Popular The Far Pavilions By M M Kaye go inside Kindle M M Kaye Mary Margaret was born in India and spent her early childhood and much of her early married life there Her family
Popular The Far Pavilions By M.M. Kaye go inside Kindle M M Kaye Mary Margaret was born in India and spent her early childhood and much of her early married life there Her family ties with the country are strong her grandfather, father, brother and husband all served the British Raj After India s independence, her husband, Major General Goff Hamilton of Queen Victoria s Own Corps of Guides the famous Indian Army regiment featured in The Far Pavilions , joined the British Army and for the next nineteen years M M Kaye followed the drum to Kenya, Zanzibar, Egypt, Cyprus and Germany.M M Kaye won worldwide fame for The Far Pavilions, which became a worldwide best seller on publication in 1978 This was followed by Shadow of the Moon and Trade Wind She also wrote and illustrated The Ordinary Princess, a children s book and authored a dozen detective novels, including Death in Kashmir and Death in Zanzibar Her autobiography has been published in three volumes, collectively entitled Share of Summer The Sun in the Morning, Golden Afternoon, and Enchanted Evening In March 2003, M M Kaye was awarded the Colonel James Tod International Award by the Maharana Mewar Foundation of Udaipur, Rajasthan, for her contribution of permanent value reflecting the spirit and values of Mewar.. A magnificent romantic historical adventure novel set in India at the time of mutiny The Far Pavilions is a story of 19th Century India, when the thin patina of English rule held down dangerously turbulent undercurrents It is a story about and English man Ashton Pelham Martyn brought up as a Hindu and his passionate, but dangerous love for an Indian princess It s aA magnificent romantic historical adventure novel set in India at the time of mutiny The Far Pavilions is a story of 19th Century India, when the thin patina of English rule held down dangerously turbulent undercurrents It is a story about and English man Ashton Pelham Martyn brought up as a Hindu and his passionate, but dangerous love for an Indian princess It s a story of divided loyalties, of tender camaraderie, of greedy imperialism and of the clash between east and west To the burning plains and snow capped mountains of this great, humming continent, M.M Kaye brings her quite exceptional gift of immediacy and meticulous historical accuracy, plus her insight into the human heart.. The best Book The Far Pavilions I've been putting off writing a review for The Far Pavilions because it's so complex and epic that I feel like I can't do it justice without writing an equally epic review.
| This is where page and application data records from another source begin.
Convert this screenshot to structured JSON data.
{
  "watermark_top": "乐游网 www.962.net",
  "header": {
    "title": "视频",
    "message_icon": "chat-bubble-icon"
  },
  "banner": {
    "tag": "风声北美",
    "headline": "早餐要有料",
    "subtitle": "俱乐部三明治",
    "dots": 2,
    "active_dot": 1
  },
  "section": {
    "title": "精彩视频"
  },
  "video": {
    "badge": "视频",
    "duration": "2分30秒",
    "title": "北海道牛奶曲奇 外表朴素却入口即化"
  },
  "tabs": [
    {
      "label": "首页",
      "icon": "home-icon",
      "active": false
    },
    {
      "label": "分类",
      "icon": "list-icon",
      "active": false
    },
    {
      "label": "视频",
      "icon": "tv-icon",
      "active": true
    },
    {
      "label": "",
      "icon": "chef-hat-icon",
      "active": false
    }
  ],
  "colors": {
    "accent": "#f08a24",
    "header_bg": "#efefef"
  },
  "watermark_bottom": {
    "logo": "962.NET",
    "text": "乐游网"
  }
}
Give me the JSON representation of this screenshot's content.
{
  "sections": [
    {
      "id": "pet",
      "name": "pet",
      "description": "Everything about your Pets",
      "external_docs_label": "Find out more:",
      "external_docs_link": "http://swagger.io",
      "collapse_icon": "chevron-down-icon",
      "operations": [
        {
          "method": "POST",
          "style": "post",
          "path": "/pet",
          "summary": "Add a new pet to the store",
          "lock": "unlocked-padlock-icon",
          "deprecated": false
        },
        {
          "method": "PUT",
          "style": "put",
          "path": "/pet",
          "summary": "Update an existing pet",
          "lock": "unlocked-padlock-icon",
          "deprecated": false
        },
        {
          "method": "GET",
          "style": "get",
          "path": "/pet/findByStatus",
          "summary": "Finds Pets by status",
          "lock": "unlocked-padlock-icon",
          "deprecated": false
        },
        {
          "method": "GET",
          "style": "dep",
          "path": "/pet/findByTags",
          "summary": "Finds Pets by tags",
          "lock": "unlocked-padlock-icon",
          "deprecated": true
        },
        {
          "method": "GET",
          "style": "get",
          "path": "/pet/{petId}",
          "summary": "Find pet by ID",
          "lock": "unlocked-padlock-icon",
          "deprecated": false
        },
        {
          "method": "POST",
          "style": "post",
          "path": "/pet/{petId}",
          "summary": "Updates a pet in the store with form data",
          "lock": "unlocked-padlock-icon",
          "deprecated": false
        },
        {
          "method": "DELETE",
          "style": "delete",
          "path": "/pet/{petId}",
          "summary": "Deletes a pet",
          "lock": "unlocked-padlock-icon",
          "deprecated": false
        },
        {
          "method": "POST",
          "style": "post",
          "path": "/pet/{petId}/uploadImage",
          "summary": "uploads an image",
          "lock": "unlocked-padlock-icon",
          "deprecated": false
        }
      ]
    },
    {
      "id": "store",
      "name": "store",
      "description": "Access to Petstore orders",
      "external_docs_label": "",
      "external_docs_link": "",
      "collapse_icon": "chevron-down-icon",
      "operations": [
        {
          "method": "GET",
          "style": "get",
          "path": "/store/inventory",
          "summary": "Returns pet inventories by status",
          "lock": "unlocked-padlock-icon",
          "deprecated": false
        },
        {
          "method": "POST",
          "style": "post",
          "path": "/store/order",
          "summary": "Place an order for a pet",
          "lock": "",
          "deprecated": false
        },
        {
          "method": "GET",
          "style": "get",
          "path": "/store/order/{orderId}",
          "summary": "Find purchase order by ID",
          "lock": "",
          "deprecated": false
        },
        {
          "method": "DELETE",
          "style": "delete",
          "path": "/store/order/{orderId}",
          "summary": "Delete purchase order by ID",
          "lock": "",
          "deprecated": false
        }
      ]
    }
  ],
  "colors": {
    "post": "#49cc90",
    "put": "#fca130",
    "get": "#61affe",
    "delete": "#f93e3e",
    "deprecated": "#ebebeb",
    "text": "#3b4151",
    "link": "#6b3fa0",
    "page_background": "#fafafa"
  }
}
But I've put this off for too long already and so we'll all just have to be satisfied with a less impressive but more manageable review.This story takes place in India during the mid-1800s, when the British controlled India as part of their far-flung empire. Ashton Pelham-Martyn is the son of an English professor and explorer of India. He's orphaned at a very young age and, for various reasons, ends up being unofficially adopted by an Indian widow, who calls him "Ashok" and keeps him as they travel to northern India, in sight of the mystical Himalayan mountains, which young Ash worshipfully calls the "Far Pavilions":Ash's formative years are spent immersed in Indian culture. When his adoptive mother is dying when he is about 11 years old, she finally tells him that he is British, not Indian, and soon Ash is packed off to England to get an education and develop this part of his heritage. Everyone involved wants him to become a card-carrying member of the stiff-upper-lip highbrow British society, with just enough retained knowledge of Indian languages and culture to make him useful to the British army.It never quite takes.Ash is a mix of both East and West, which is uncomfortable for both himself and everyone around him. He tells Koda Dad, his Indian father figure, that he will "always be two people in one skin--which is not a comfortable thing to be." Koda Dad responds that "you may discover in yourself a third person who is neither Ashok nor Pelham-Sahib, but someone whole and complete." The conflict between East and West, both in Ash's soul and in this part of the world generally, is one of the major themes of this book, but there is so much more: an amazing love story with more ups and downs than a roller coaster, a terrifying dive into a corner of India that has preserved its same brutal, backward culture for hundreds of years, and the British battle for a foothold in Afghanistan.The love story epitomizes the divide between India and Britain, but also evinces the hope that there can be an understanding between them. "There was nothing that he could not tell her or that she would not understand, and to lose her now would be like losing his heart and his soul. And what man can live without the one, or hope for Heaven without the other?" The last couple of hundred pages of the book turn in a quite different direction and focus on different characters--although the same themes continue to surface in new ways. Frankly, this part dragged for me, particularly as it evolved into an astoundingly detailed retelling and analysis of an actual historic one-day conflict in Afghanistan. I was tempted to dock a full star for that. But overall this is such an amazing, well-researched story that I have to round up. I was sniffling and wiping away tears as I finished the book. Truly, it's epic in every sense of the word.4.5 stars. July 2014 buddy read with Diane, Kathy, Hana and Felicia.